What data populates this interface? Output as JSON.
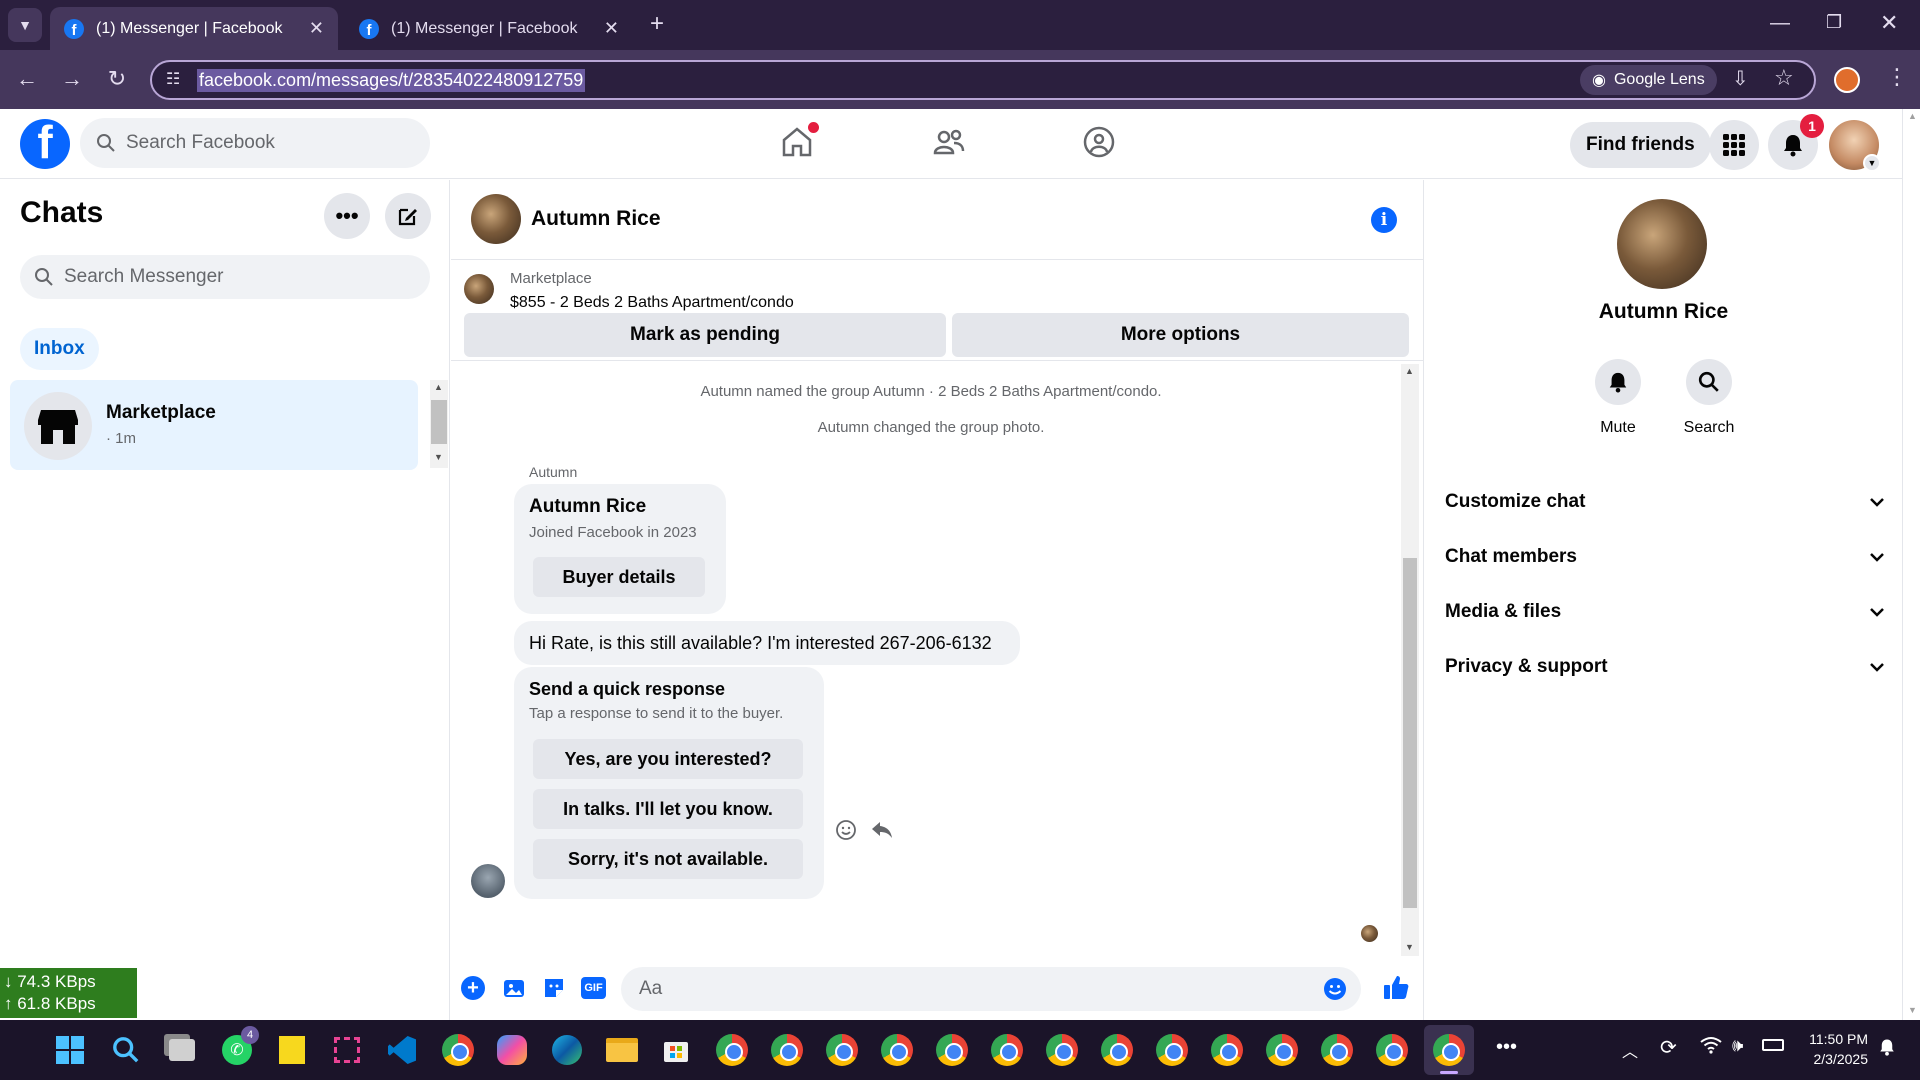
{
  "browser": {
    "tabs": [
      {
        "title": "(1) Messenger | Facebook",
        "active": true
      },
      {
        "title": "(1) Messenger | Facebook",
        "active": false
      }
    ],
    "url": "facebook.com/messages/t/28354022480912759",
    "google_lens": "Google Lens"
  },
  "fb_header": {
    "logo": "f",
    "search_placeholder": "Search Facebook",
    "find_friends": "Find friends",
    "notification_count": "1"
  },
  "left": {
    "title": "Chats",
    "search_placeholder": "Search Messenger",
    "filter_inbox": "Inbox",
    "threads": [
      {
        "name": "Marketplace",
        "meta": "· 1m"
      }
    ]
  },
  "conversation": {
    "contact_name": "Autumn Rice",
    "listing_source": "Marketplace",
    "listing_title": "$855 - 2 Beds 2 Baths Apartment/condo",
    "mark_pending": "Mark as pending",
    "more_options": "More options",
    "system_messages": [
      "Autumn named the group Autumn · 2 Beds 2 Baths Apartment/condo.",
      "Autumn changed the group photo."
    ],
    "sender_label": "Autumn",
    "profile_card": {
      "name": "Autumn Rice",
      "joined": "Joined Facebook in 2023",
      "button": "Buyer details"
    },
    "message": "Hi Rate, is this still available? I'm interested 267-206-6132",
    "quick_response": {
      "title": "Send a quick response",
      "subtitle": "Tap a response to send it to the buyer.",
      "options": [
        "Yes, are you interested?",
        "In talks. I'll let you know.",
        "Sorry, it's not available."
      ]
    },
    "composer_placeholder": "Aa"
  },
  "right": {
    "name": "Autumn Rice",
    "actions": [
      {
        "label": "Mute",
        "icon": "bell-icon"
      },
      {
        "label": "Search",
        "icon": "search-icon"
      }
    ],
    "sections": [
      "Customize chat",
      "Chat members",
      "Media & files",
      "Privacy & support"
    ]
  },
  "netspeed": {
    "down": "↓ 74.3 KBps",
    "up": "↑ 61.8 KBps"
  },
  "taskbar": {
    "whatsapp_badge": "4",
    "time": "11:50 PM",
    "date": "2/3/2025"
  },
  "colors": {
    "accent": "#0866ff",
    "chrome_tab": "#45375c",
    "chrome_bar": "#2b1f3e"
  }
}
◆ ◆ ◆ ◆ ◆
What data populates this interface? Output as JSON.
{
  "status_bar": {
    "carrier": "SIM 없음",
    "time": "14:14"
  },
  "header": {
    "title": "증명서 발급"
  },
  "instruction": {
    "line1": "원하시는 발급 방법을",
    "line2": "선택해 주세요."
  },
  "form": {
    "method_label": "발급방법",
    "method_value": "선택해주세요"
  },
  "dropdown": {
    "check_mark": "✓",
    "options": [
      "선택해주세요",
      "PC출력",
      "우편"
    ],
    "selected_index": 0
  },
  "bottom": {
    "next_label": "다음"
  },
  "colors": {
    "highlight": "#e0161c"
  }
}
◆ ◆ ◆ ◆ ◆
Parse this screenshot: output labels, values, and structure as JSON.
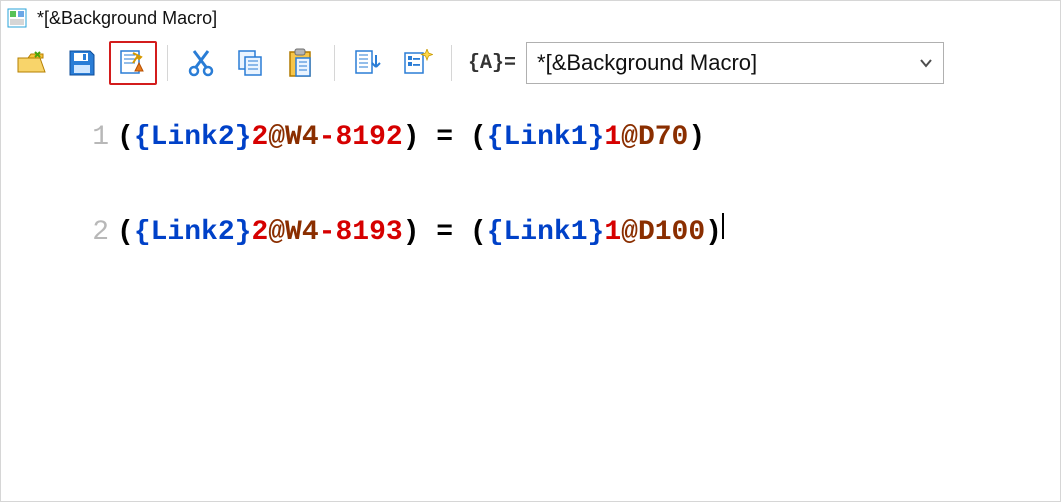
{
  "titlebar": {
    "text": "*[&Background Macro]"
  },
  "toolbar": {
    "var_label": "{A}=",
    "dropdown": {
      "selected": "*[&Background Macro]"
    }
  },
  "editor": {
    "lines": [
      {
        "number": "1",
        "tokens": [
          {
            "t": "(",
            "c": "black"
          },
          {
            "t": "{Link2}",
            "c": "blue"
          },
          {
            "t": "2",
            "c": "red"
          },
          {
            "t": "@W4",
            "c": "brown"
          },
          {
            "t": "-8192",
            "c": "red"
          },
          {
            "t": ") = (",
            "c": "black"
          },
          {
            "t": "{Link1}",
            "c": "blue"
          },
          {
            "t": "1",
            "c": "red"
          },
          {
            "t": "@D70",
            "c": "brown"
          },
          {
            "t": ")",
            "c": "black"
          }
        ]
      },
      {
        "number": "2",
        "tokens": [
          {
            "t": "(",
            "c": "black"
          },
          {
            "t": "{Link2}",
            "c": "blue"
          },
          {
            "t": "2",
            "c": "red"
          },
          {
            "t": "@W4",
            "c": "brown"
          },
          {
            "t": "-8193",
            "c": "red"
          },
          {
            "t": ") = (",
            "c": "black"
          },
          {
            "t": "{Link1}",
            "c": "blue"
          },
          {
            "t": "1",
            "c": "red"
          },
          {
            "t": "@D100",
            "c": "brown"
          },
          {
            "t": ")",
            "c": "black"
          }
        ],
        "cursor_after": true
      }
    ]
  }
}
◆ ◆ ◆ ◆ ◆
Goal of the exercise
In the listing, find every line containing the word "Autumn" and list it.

Answer space
    "contact_name": "Autumn Rice",
      "Autumn named the group Autumn · 2 Beds 2 Baths Apartment/condo.",
      "Autumn changed the group photo."
    "sender_label": "Autumn",
      "name": "Autumn Rice",
    "name": "Autumn Rice",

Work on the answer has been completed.